The Lavender Ceremony is a unique event in which graduates are “donned” and awarded a commemorative pin by the family member, friend or supporter of their choosing. Lavender represents the blend of the pink and black triangles that gays and lesbians, respectively, were forced to wear in Nazi concentration camps. Historically, it references stigma. The Lavender Ceremony turns that stigma on its head and instead the graduates wear that color as a badge of honor.

  • Students are all smiles at their lavender graduation ceremony.

    Pioneers Jacob Hopkins, Karla Kaplan and Trace Hernandez, all '18, celebrate following the university's first-ever Lavender Graduation ceremony.

  • Student speaker at Lavender Graduation ceremony

    Senior speaker John Hollander '18

  • Students gather in their rainbow scarves during the lavender ceremony.

    “The fact that we had to move this event to a larger venue tells me that our students are part of a large community, a supportive community, and they want to be with that community on a day as important as this,” said Ginger Ambler ’88, Ph.D. ’06, vice-president for student affairs.

  • At the ceremony, graduates are “donned” and awarded a commemorative pin by the family member, friend or supporter of their choosing.

  • Two students bring it in for a hug to celebrate their lavender graduation.

    William & Mary is ranked as one of the most friendly LGBTQ universities in the United States.

  • BOV member Doug Bunch addresses the audience at the lavender ceremony.

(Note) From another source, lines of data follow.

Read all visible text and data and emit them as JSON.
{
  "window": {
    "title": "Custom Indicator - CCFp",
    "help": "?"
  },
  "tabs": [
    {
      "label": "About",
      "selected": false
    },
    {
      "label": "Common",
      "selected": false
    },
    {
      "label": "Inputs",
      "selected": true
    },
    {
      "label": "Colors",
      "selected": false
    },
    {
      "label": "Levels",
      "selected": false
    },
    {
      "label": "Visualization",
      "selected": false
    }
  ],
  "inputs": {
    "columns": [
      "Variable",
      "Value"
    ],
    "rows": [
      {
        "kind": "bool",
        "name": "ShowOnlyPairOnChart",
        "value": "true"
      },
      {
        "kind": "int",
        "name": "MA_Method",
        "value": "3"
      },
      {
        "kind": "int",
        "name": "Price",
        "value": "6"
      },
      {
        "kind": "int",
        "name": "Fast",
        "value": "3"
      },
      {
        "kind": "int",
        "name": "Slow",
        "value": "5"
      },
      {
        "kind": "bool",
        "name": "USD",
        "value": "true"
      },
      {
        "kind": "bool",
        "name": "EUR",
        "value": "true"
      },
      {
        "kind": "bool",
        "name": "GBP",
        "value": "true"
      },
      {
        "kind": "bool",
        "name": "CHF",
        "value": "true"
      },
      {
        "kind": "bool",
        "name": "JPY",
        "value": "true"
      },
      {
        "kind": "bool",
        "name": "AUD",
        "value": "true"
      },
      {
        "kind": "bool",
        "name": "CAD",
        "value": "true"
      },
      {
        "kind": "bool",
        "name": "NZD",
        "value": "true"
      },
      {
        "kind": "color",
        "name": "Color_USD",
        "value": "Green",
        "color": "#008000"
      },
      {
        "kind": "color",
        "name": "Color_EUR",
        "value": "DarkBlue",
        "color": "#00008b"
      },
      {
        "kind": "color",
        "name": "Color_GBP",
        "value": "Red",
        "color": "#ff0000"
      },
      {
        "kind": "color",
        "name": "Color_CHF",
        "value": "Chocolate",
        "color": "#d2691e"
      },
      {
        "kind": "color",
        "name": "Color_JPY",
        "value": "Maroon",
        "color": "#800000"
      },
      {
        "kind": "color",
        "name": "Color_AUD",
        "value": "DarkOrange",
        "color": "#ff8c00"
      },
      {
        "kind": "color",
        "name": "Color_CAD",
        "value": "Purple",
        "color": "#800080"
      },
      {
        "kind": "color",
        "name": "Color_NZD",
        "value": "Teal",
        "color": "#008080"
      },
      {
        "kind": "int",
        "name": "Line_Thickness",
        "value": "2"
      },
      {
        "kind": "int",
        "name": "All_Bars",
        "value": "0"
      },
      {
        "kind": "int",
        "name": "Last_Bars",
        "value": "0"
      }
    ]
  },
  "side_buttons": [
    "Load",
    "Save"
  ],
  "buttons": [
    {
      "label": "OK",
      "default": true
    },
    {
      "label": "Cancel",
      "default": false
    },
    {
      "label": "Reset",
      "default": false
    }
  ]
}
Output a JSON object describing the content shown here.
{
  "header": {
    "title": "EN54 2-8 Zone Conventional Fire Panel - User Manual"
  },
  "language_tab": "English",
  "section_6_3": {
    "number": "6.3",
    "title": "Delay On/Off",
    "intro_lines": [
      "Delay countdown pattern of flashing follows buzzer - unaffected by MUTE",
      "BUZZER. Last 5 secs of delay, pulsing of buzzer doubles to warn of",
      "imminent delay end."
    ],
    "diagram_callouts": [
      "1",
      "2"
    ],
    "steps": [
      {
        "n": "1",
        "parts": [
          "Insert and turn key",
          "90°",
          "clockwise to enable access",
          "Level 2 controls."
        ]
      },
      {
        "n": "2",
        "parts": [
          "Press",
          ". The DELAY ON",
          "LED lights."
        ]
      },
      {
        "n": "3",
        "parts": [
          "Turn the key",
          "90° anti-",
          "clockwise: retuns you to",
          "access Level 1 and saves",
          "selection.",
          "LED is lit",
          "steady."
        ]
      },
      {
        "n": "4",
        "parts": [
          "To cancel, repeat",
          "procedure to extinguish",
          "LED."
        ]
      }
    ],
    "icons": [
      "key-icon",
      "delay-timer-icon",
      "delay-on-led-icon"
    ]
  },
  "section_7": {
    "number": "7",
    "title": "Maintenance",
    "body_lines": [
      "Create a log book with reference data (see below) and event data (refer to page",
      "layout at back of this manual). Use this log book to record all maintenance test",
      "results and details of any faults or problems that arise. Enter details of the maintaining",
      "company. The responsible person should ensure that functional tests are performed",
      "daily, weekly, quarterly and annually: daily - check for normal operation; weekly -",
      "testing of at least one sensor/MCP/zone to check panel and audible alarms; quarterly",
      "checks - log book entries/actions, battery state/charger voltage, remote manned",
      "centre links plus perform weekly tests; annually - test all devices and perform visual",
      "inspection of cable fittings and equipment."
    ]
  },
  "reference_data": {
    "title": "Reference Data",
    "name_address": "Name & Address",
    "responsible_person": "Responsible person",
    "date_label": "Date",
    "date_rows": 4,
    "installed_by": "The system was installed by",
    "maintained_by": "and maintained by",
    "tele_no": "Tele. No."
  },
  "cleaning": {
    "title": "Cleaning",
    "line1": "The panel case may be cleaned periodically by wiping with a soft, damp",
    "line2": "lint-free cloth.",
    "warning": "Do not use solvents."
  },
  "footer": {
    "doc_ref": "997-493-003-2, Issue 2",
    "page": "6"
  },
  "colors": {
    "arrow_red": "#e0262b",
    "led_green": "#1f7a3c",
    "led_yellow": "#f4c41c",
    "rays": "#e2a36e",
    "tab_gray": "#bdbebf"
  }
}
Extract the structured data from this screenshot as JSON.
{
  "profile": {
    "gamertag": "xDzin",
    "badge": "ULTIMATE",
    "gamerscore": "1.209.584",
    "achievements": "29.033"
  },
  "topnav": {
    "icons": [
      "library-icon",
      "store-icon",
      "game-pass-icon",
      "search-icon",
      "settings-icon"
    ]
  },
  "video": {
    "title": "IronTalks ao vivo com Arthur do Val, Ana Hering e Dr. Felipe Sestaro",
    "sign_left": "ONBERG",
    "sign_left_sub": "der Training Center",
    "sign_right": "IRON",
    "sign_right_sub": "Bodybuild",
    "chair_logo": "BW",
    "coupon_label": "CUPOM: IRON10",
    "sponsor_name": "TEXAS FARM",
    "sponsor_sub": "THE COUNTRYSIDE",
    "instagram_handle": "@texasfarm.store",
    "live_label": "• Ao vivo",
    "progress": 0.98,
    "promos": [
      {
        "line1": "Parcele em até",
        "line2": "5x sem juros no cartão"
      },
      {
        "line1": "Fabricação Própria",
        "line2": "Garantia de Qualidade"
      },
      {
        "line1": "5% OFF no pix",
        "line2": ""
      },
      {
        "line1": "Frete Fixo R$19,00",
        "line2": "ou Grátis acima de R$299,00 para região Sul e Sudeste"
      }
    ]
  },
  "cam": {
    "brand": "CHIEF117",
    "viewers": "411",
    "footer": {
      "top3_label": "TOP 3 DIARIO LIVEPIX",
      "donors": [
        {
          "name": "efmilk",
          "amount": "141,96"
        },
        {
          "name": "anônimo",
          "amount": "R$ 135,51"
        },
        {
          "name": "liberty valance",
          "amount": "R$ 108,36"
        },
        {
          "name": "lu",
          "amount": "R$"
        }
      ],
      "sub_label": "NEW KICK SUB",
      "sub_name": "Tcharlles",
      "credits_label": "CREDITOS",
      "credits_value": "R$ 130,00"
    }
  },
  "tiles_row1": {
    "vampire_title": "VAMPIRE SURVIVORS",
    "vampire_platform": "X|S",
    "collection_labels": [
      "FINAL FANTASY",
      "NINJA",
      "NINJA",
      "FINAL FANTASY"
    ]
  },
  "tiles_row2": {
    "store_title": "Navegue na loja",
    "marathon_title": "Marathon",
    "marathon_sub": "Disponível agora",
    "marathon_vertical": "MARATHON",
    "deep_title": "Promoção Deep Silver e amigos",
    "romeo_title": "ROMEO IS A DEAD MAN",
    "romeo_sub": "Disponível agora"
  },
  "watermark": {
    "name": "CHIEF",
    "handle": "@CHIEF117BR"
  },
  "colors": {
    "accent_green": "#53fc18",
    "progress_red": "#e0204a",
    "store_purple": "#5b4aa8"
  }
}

    In the presence of several other Board members, Doug Bunch ’02, J.D. ’06, who is gay, gave an extensive recounting of the university’s often-unpleasant history of dealing with its LGBTQ community.